The Vice President of the United States is also part of the executive branch and serves as the President of the Senate, with the power to cast a tie-breaking vote in the event of a tie. The executive branch also includes the Cabinet, a group of advisors appointed by the President to oversee various departments and agencies.
The Legislative Branch
The legislative branch of the federal government is responsible for making laws. It is comprised of two chambers: the Senate and the House of Representatives. The Senate is made up of 100 Senators, with each state electing two senators for six-year terms. The House of Representatives is made up of 435 representatives, with each state being allocated a number of representatives based on its population. Representatives are elected for two-year terms.
The legislative branch has the power to create, pass, and amend laws, as well as to declare war, approve treaties, and regulate commerce. The Speaker of the House, who is elected by the members of the House, is the leader of the legislative branch.
The Judicial Branch
The judicial branch of the federal government is responsible for interpreting the law and ensuring that the other branches of government adhere to the Constitution. It is comprised of the Supreme Court of the United States and other federal courts.

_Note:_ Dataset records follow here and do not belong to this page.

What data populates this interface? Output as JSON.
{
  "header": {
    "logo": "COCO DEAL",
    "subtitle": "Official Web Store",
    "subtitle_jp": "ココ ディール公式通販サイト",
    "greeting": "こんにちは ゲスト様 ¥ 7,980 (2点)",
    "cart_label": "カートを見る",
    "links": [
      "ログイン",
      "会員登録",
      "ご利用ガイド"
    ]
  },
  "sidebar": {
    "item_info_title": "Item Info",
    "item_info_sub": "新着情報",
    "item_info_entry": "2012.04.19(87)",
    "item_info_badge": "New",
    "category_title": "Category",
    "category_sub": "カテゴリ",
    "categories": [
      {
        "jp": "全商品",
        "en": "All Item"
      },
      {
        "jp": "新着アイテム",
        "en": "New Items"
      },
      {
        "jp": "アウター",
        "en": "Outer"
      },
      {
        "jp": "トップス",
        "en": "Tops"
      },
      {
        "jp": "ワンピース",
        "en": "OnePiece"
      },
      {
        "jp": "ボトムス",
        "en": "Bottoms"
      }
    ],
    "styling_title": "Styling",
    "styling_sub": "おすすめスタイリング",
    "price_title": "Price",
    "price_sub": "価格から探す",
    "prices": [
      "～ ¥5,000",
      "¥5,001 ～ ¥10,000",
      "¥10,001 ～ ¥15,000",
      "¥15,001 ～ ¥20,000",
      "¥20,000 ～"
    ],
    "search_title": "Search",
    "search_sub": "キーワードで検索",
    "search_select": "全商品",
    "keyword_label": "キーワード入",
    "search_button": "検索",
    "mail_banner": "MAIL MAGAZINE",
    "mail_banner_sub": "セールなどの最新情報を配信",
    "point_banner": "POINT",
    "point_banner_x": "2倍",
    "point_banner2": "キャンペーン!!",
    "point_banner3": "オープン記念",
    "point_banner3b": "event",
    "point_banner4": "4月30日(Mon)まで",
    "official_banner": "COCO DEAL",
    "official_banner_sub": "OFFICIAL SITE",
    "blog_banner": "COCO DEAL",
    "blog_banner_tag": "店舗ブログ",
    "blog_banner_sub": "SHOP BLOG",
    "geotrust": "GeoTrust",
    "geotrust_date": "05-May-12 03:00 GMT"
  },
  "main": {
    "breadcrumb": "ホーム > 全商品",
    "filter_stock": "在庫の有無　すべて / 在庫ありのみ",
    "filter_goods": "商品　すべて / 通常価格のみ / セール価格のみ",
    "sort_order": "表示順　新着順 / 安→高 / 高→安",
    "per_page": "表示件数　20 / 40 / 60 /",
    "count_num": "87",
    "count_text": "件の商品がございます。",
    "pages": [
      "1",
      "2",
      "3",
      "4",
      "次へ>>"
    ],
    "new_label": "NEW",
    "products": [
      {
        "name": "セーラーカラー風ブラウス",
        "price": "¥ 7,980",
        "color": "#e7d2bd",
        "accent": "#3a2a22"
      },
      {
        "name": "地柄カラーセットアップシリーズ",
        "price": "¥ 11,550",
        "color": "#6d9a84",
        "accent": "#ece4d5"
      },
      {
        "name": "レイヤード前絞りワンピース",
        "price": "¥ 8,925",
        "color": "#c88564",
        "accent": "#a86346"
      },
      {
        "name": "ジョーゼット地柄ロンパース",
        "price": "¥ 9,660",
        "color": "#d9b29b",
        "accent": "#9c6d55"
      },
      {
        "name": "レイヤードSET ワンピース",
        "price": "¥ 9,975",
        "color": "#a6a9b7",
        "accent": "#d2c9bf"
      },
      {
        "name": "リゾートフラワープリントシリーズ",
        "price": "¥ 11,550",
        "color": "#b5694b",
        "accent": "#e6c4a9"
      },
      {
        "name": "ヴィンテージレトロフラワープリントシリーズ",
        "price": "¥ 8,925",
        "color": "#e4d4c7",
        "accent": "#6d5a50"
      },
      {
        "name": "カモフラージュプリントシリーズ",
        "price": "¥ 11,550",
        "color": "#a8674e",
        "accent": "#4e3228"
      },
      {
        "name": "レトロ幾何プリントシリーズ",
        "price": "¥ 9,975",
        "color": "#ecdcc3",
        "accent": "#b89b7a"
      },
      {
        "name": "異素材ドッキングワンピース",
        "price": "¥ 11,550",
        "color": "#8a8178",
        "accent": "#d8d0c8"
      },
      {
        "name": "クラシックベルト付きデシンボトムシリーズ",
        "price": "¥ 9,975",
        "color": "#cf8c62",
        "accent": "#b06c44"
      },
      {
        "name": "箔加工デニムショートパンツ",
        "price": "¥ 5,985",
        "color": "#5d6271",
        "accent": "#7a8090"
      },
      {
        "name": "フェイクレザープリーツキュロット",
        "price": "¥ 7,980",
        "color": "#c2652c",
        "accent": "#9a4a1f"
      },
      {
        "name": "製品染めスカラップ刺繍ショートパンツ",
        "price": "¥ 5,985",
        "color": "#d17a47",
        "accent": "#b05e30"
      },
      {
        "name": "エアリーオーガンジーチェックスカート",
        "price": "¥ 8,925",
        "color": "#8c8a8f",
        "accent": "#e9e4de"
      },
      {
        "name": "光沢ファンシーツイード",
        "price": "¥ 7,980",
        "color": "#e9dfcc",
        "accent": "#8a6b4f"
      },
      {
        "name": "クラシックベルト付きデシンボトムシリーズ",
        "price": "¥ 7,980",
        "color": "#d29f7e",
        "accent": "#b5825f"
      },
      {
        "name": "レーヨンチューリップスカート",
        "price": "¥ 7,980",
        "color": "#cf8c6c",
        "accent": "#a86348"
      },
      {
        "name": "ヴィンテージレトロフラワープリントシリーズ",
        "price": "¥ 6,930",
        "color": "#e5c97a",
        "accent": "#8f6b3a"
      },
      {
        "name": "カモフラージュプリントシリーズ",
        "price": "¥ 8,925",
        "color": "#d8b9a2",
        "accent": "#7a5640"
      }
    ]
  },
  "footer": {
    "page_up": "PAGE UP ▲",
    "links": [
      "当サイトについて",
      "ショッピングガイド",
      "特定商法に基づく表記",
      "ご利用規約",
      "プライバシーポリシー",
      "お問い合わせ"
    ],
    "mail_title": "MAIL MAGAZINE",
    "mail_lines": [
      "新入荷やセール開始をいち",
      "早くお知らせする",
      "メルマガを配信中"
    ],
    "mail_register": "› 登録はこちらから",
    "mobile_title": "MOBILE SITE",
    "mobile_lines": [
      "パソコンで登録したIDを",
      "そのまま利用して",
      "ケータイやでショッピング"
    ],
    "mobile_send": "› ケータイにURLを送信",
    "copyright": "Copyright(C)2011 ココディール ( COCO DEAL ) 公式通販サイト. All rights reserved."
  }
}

The Supreme Court is the highest court in the land and is made up of nine justices, who are appointed by the President and confirmed by the Senate. The Supreme Court has the power to interpret the Constitution, decide cases involving disputes between states or the federal government, and hear appeals from lower courts.
Other federal courts include district courts, appellate courts, and specialized courts, such as the Court of International Trade and the Court of Appeals for Veterans Claims.
The Separation of Powers
The federal government was designed with a system of checks and balances to prevent any one branch of government from becoming too powerful. The separation of powers ensures that each branch of government has its own unique responsibilities and areas of authority.
For example, the legislative branch has the power to create laws, but the President has the power to veto those laws. The judicial branch has the power to interpret the law, but the other branches of government have the power to amend the Constitution.
The federal government of the United States is a complex system of checks and balances designed to ensure that no one branch of government becomes too powerful. The executive branch is responsible for enforcing laws and managing the day-to-day affairs of the federal government.
The legislative branch is responsible for making laws, and the judicial branch is responsible for interpreting the law and ensuring that the other branches of government adhere to the Constitution. Together, these branches work to maintain a system of government that is responsive to the needs of the people and protects their rights and freedoms.